siddharth prasad metal communicationsIf an advertising writer were given the means and the freedom to go out and kill a few of the words that cause him the greatest distress, ‘Warm’ and ‘Caring’ would be the first to get gunned down. Bang, bang. Just like that; quick and clean and with no room for remorse.

And of course ‘Empower’ would be the next to die (maybe even the first, depending on which the writer spotted first). At this point, our ace assassin would probably pause to think a bit. And if I had his ear, I would surely exhort him to choose ‘Exclusive’ as his next target.

The marketing community’s pursuit of exclusivity is a constant pain in the posterior, especially for those at the delivery end. Unlike the first three, whose mere presence could turn any advertising brief into an unintelligible nightmare, ‘Exclusive’ usually attacks from the pages of branding briefs. And when it happens, there’s not much you can do except call the pantry for a pitcher of strong coffee and pick up a couple of thesauri.
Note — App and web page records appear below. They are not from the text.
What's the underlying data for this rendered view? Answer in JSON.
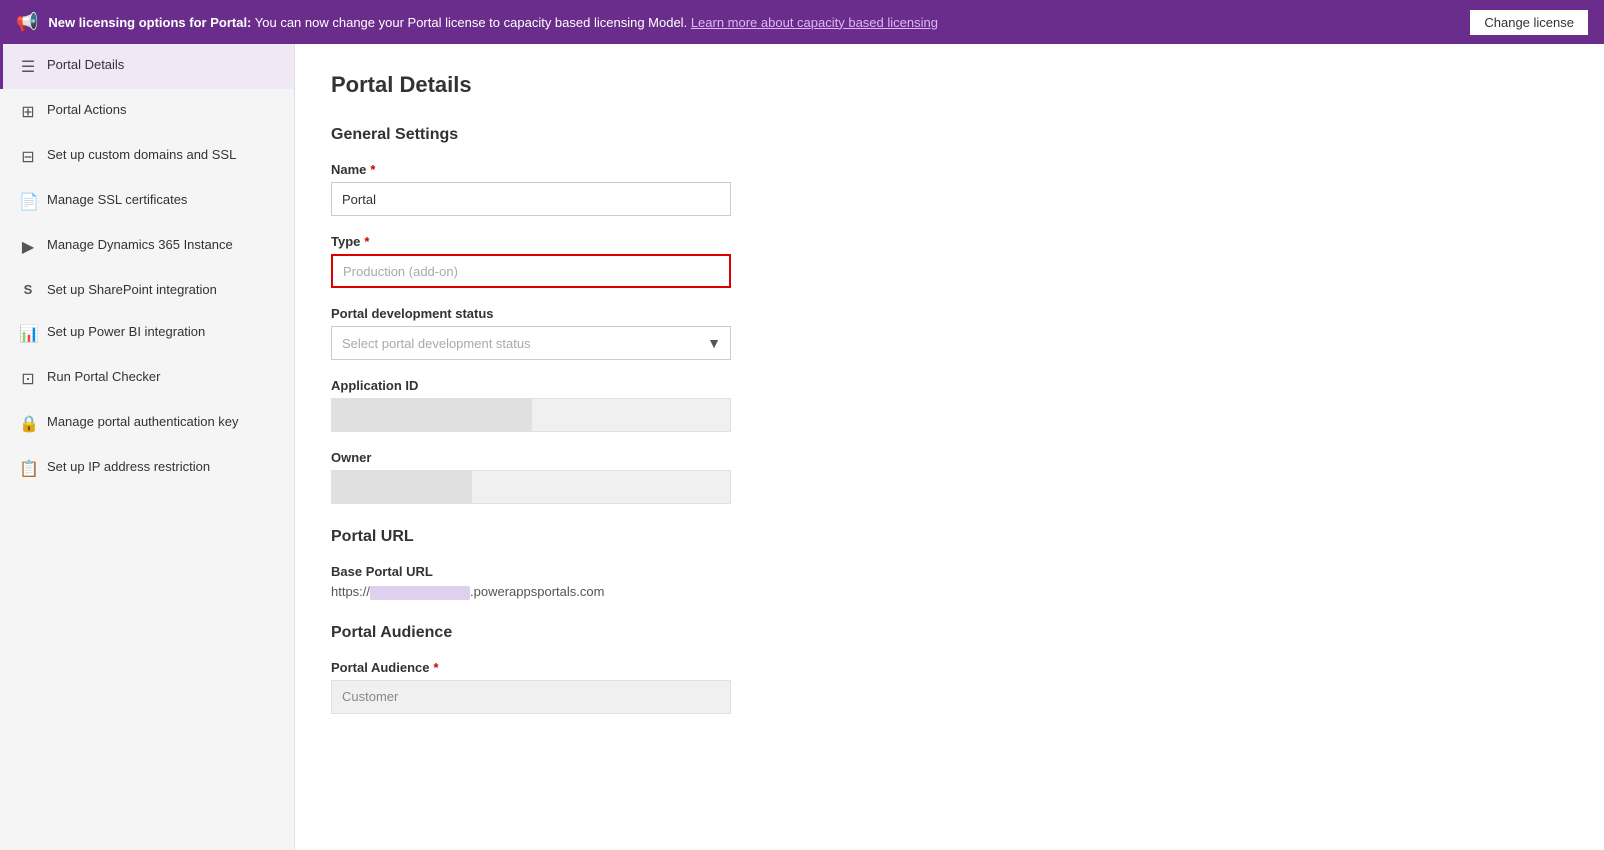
{
  "banner": {
    "icon": "📢",
    "text_prefix": "New licensing options for Portal:",
    "text_body": " You can now change your Portal license to capacity based licensing Model.",
    "link_text": "Learn more about capacity based licensing",
    "button_label": "Change license"
  },
  "sidebar": {
    "items": [
      {
        "id": "portal-details",
        "icon": "☰",
        "label": "Portal Details",
        "active": true
      },
      {
        "id": "portal-actions",
        "icon": "⊞",
        "label": "Portal Actions",
        "active": false
      },
      {
        "id": "custom-domains",
        "icon": "⊟",
        "label": "Set up custom domains and SSL",
        "active": false
      },
      {
        "id": "ssl-certificates",
        "icon": "📄",
        "label": "Manage SSL certificates",
        "active": false
      },
      {
        "id": "dynamics-instance",
        "icon": "▶",
        "label": "Manage Dynamics 365 Instance",
        "active": false
      },
      {
        "id": "sharepoint",
        "icon": "S",
        "label": "Set up SharePoint integration",
        "active": false
      },
      {
        "id": "power-bi",
        "icon": "📊",
        "label": "Set up Power BI integration",
        "active": false
      },
      {
        "id": "portal-checker",
        "icon": "⊡",
        "label": "Run Portal Checker",
        "active": false
      },
      {
        "id": "auth-key",
        "icon": "🔒",
        "label": "Manage portal authentication key",
        "active": false
      },
      {
        "id": "ip-restriction",
        "icon": "📋",
        "label": "Set up IP address restriction",
        "active": false
      }
    ]
  },
  "main": {
    "page_title": "Portal Details",
    "general_settings": {
      "section_title": "General Settings",
      "name_label": "Name",
      "name_required": "*",
      "name_placeholder": "Portal",
      "type_label": "Type",
      "type_required": "*",
      "type_placeholder": "Production (add-on)",
      "type_highlighted": true,
      "dev_status_label": "Portal development status",
      "dev_status_placeholder": "Select portal development status",
      "app_id_label": "Application ID",
      "owner_label": "Owner"
    },
    "portal_url": {
      "section_title": "Portal URL",
      "base_url_label": "Base Portal URL",
      "base_url_prefix": "https://",
      "base_url_suffix": ".powerappsportals.com"
    },
    "portal_audience": {
      "section_title": "Portal Audience",
      "audience_label": "Portal Audience",
      "audience_required": "*",
      "audience_value": "Customer"
    }
  }
}
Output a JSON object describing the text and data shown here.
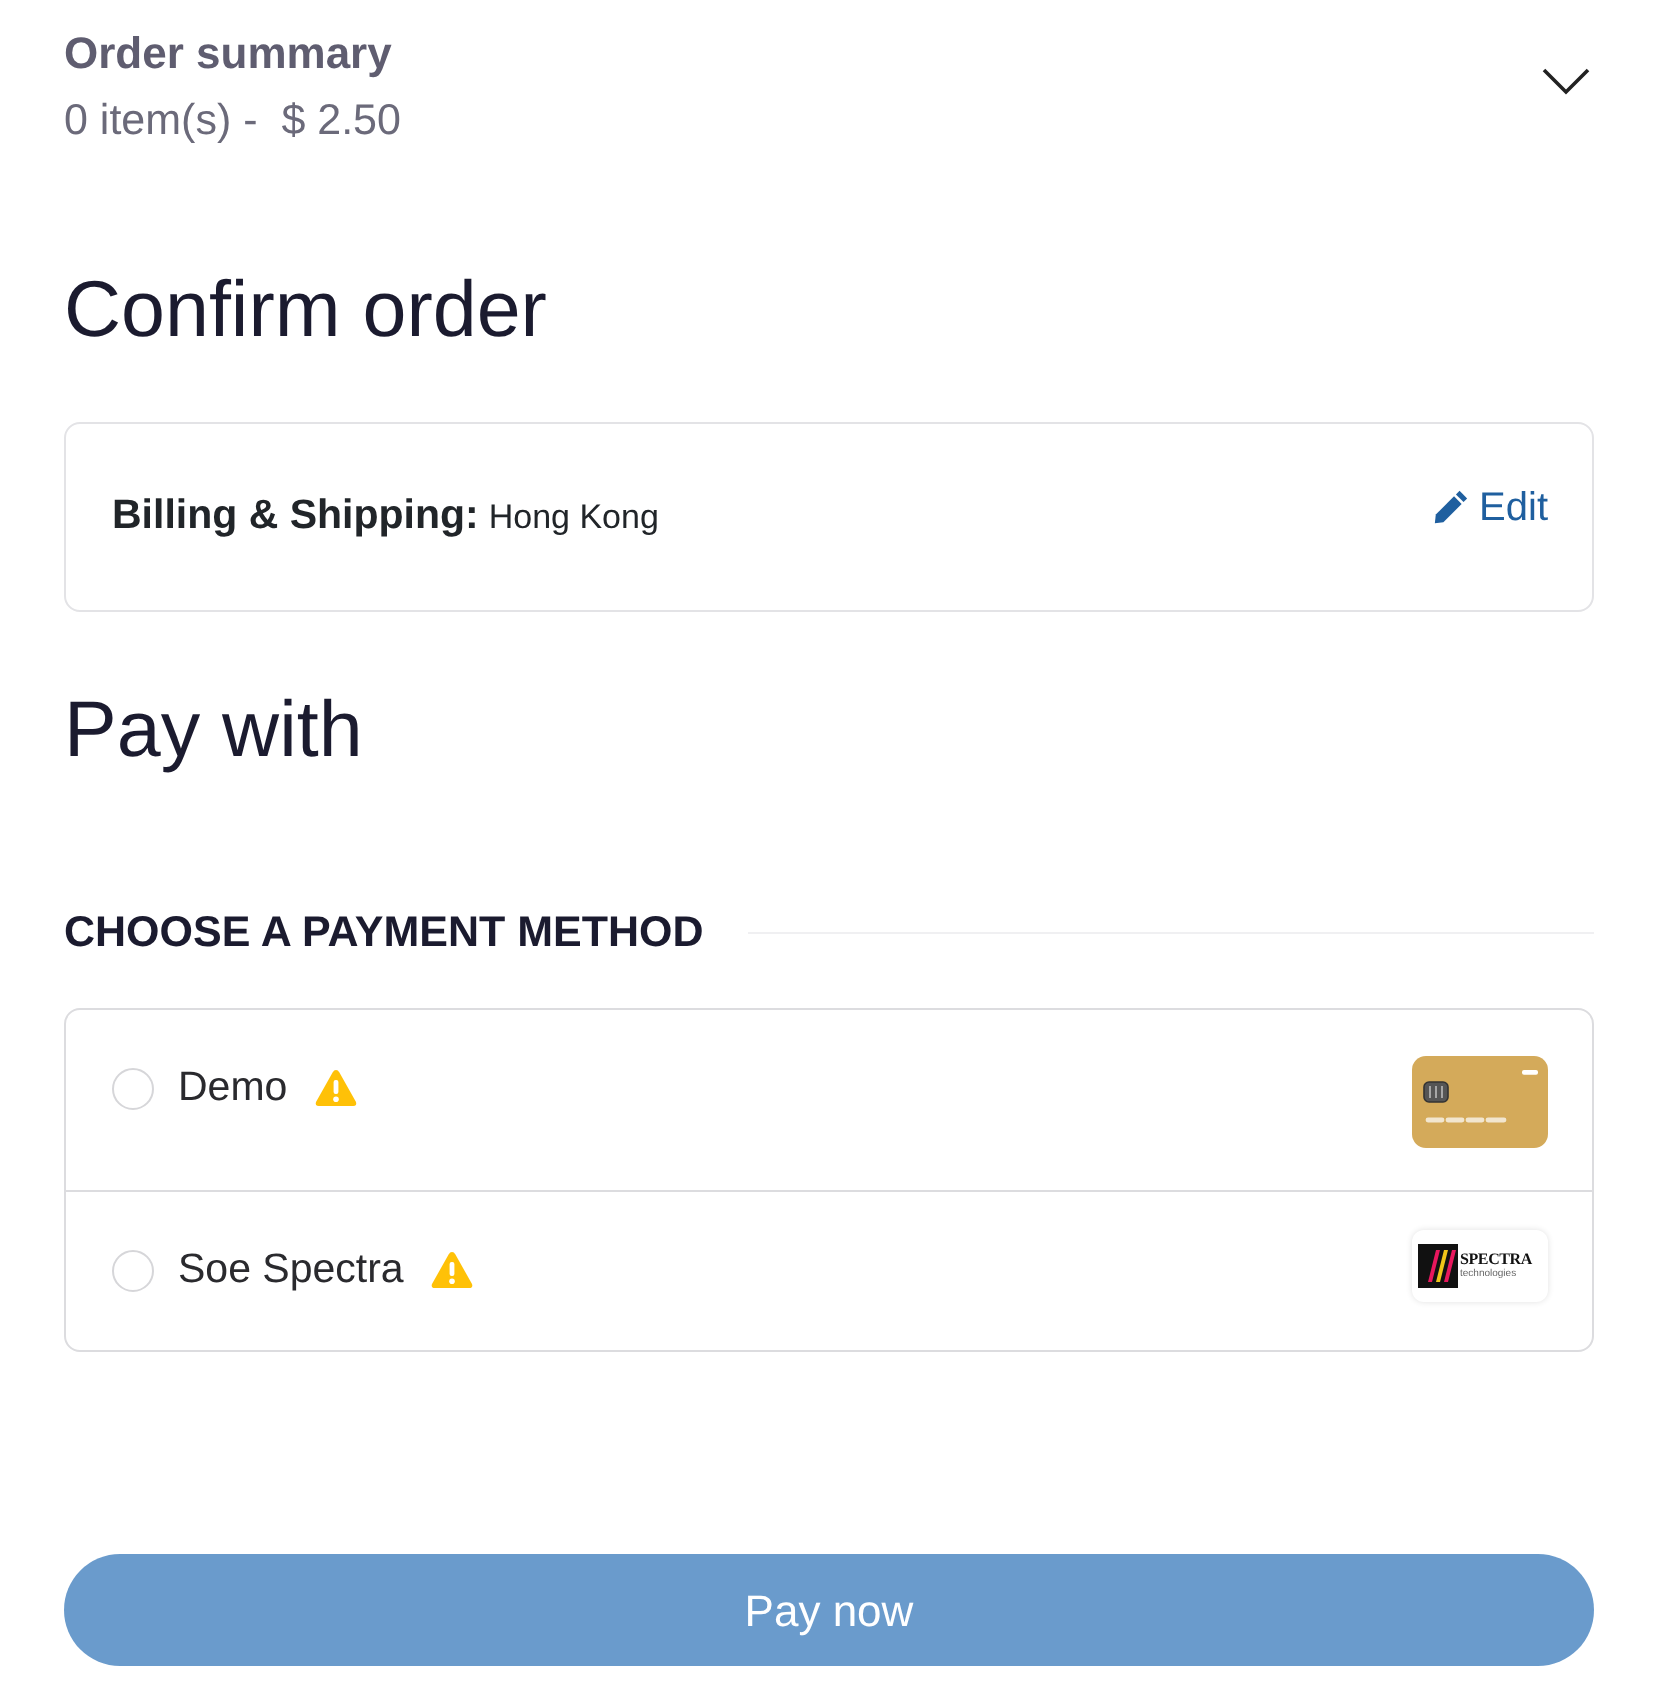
{
  "order_summary": {
    "title": "Order summary",
    "subtitle": "0 item(s) -  $ 2.50",
    "expanded": false
  },
  "confirm": {
    "heading": "Confirm order",
    "billing_label": "Billing & Shipping:",
    "billing_value": "Hong Kong",
    "edit_link": "Edit"
  },
  "pay_with": {
    "heading": "Pay with",
    "section_title": "CHOOSE A PAYMENT METHOD",
    "methods": [
      {
        "name": "Demo",
        "selected": false,
        "warning": true,
        "kind": "card"
      },
      {
        "name": "Soe Spectra",
        "selected": false,
        "warning": true,
        "kind": "spectra",
        "logo_text": "SPECTRA",
        "logo_subtext": "technologies"
      }
    ]
  },
  "pay_button": {
    "label": "Pay now",
    "disabled": true
  }
}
A word can only have a finite number of synonyms, and ‘Select’, ‘Prime’ and ‘Special’ were taken ages ago. So were all the superlatives in the English lexicon. Nowadays, you have little option but to Frenchify the spellings of innocent English words (‘Speciale’ and ‘Grande’ and other ‘exotique’ concoctions). You’re allowed a little Italian too, but only for fashion, food or real estate. No German, Spanish or Dutch, unless the product is from Germany, Spain or Holland. And no Russian. Not even if the product is a vodka (I had Liftoff, Buggeroff and Danceyourassoff turned down just last week – too old-fashioned, I was told).

And it gets worse if you’re doing sub-brandings for services or CRM. Earlier, you could rely on the metal hierarchy. A customer would start as plain, move up to Silver and aspire for Gold. And a flash of gold when you opened your wallet at a restaurant was enough to impress most mortals. But soon plain wasn’t good enough for anyone, and all customers had to be started off as Silver. So anybody who wasn’t plankton automatically became Gold. And that brought in Platinum at the top. But that was last year.

Now that telecallers are offering me Platinum credit cards just for not hanging up on them, I know even Platinum has lost its sheen. The fat cats are all discreetly displaying Titanium now, and Silver is forlornly gathering up its belongings and looking at the bus timetable. And in the relentless march of exclusivity, heads of marketing have begun the search for the next metal.